* _Assignment_: Sift through the material below and return the lines with "Optional".
______________________________
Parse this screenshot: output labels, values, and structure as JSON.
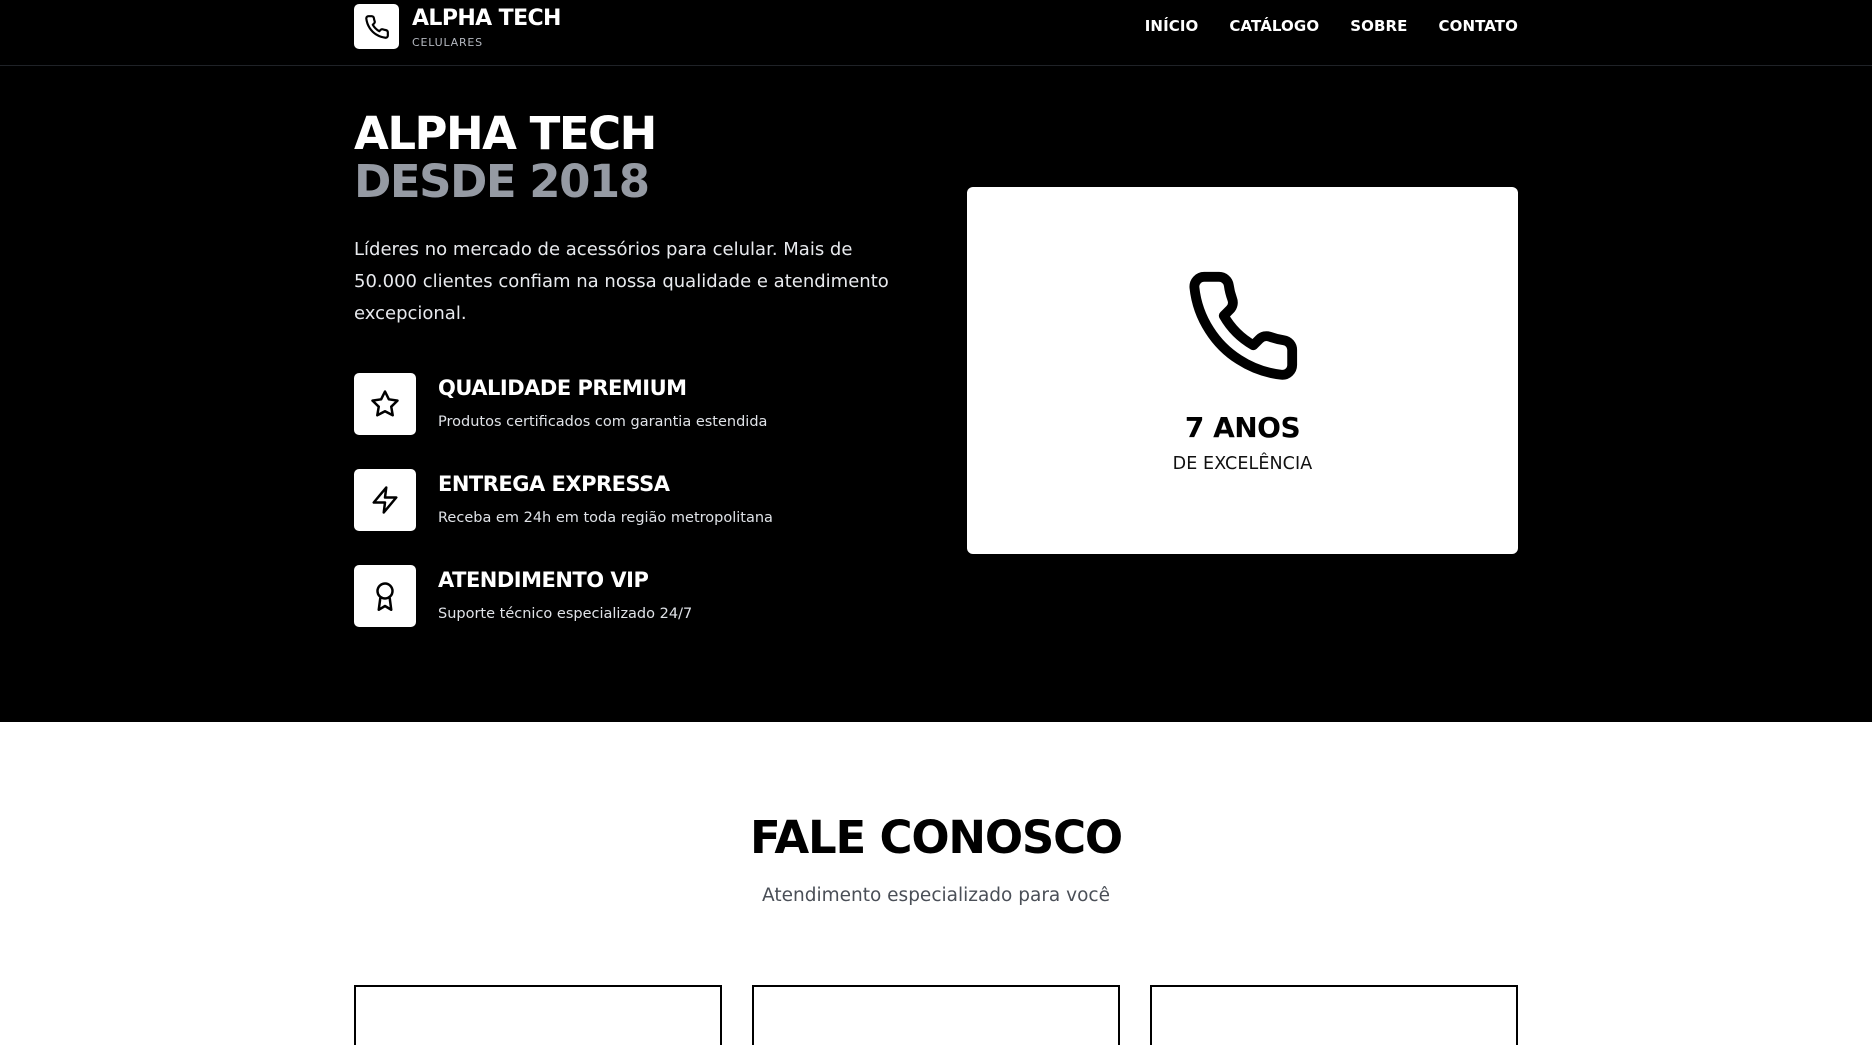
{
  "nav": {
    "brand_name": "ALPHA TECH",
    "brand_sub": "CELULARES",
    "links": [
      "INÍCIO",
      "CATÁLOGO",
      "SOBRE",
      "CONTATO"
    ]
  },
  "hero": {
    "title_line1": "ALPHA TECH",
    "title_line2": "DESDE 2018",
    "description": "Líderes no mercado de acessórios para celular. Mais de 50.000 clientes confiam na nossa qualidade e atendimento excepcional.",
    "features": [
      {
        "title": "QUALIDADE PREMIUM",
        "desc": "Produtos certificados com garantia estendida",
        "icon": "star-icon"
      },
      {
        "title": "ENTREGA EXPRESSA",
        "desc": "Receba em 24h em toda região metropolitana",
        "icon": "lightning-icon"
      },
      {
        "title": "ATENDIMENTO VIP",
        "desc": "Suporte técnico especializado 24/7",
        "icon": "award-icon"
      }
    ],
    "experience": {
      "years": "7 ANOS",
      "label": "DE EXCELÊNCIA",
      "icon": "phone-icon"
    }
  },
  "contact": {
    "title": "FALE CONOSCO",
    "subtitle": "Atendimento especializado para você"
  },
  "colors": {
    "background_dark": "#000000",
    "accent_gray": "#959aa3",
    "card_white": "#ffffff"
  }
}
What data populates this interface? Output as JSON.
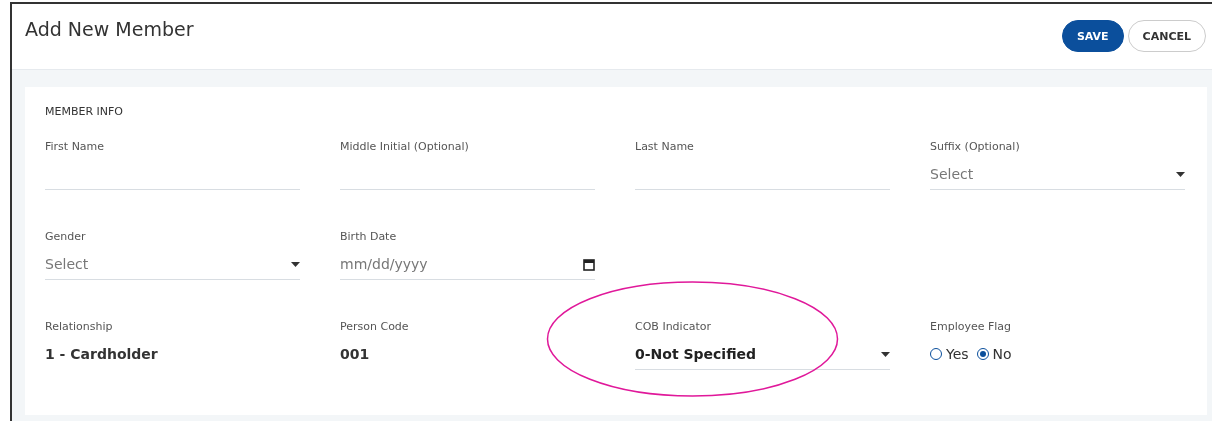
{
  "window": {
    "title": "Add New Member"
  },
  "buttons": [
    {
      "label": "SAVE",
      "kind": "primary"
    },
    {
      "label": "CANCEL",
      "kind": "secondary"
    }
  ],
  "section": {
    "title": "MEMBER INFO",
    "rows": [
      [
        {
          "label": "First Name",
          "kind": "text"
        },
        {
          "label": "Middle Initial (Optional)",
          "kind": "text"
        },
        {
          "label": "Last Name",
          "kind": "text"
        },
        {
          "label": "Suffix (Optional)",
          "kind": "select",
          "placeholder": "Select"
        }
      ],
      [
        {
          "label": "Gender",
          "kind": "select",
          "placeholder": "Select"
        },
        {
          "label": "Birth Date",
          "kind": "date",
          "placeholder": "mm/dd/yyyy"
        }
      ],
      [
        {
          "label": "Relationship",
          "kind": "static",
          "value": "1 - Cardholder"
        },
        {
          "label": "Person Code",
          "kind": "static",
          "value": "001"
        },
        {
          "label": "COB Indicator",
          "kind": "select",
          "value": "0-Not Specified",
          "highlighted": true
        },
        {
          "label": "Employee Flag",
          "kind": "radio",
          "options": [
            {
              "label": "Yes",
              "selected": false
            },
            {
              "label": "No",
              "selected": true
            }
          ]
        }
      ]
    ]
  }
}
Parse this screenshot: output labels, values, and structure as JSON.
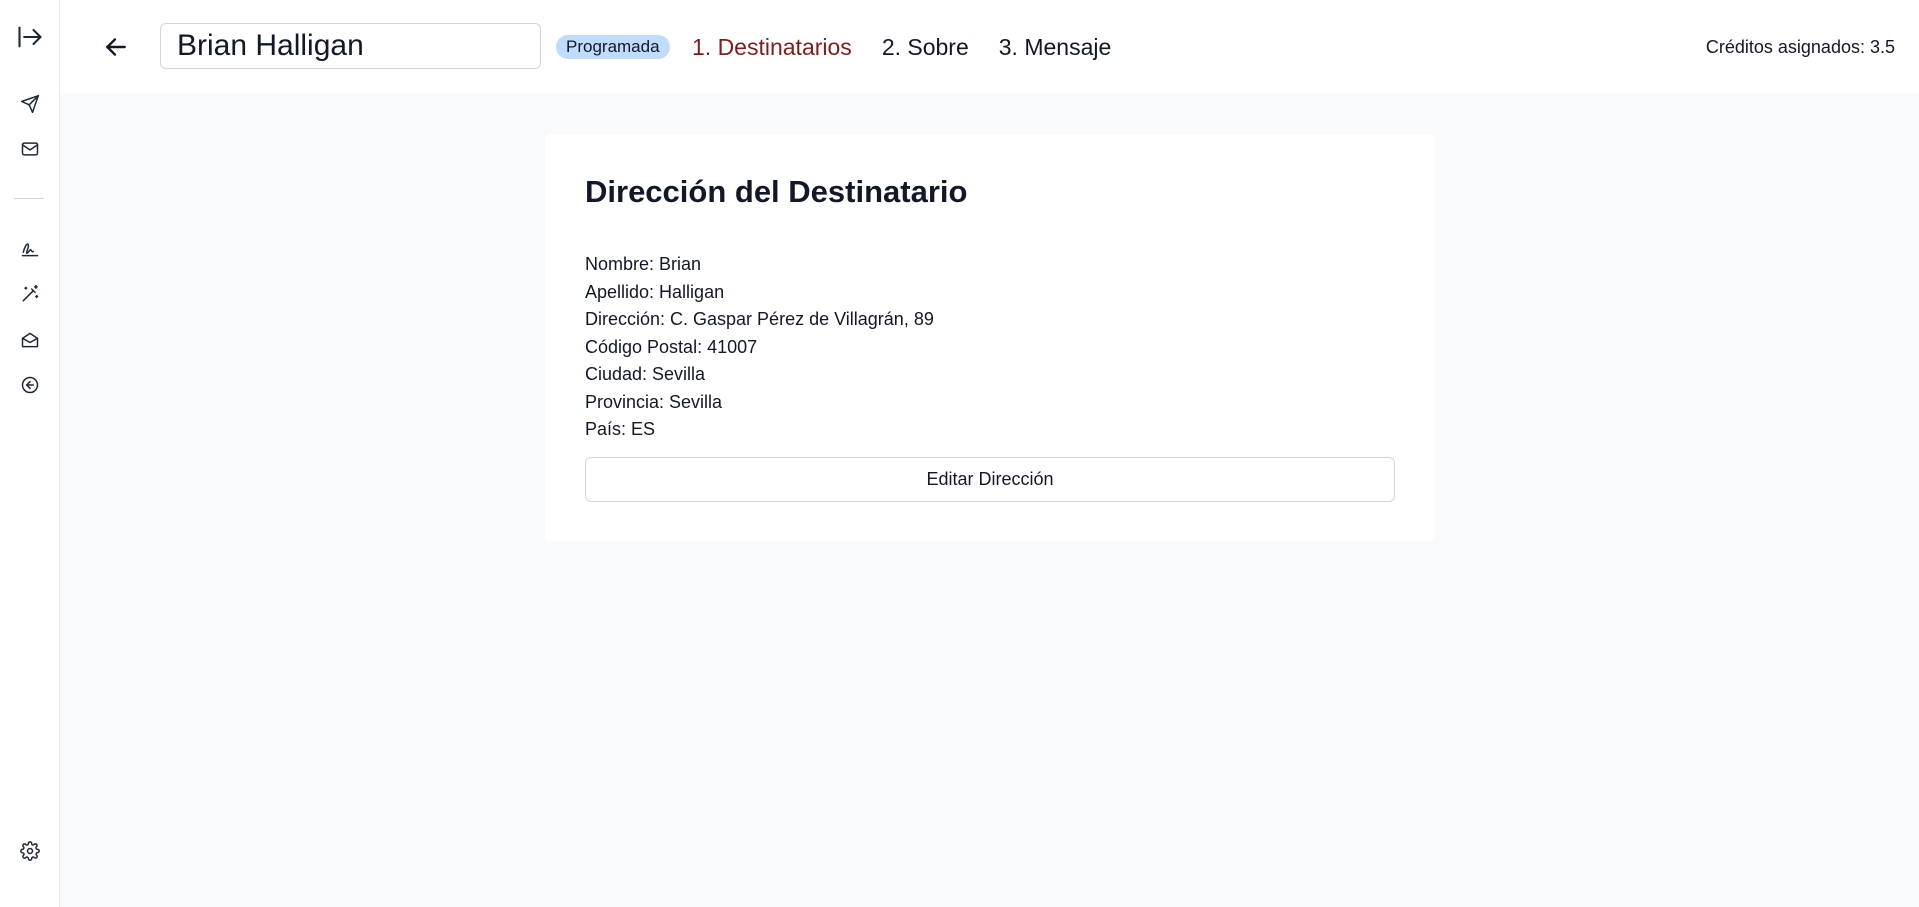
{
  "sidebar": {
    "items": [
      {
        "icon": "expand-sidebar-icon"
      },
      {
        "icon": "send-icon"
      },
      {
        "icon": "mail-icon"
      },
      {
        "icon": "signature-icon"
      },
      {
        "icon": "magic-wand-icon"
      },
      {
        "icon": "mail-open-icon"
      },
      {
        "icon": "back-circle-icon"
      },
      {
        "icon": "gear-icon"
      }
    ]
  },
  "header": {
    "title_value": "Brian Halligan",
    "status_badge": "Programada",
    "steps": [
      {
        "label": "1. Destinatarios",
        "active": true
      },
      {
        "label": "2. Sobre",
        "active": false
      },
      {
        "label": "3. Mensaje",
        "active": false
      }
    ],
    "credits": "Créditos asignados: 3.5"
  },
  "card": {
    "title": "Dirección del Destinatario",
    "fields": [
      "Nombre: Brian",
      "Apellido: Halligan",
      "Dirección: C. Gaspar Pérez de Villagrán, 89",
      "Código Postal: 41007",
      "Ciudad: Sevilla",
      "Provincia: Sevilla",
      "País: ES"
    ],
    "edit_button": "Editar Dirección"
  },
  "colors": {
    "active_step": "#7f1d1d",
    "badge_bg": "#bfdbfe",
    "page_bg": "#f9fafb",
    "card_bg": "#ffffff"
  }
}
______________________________
* _Output of the exercise_:
          "label": "Middle Initial (Optional)",
          "label": "Suffix (Optional)",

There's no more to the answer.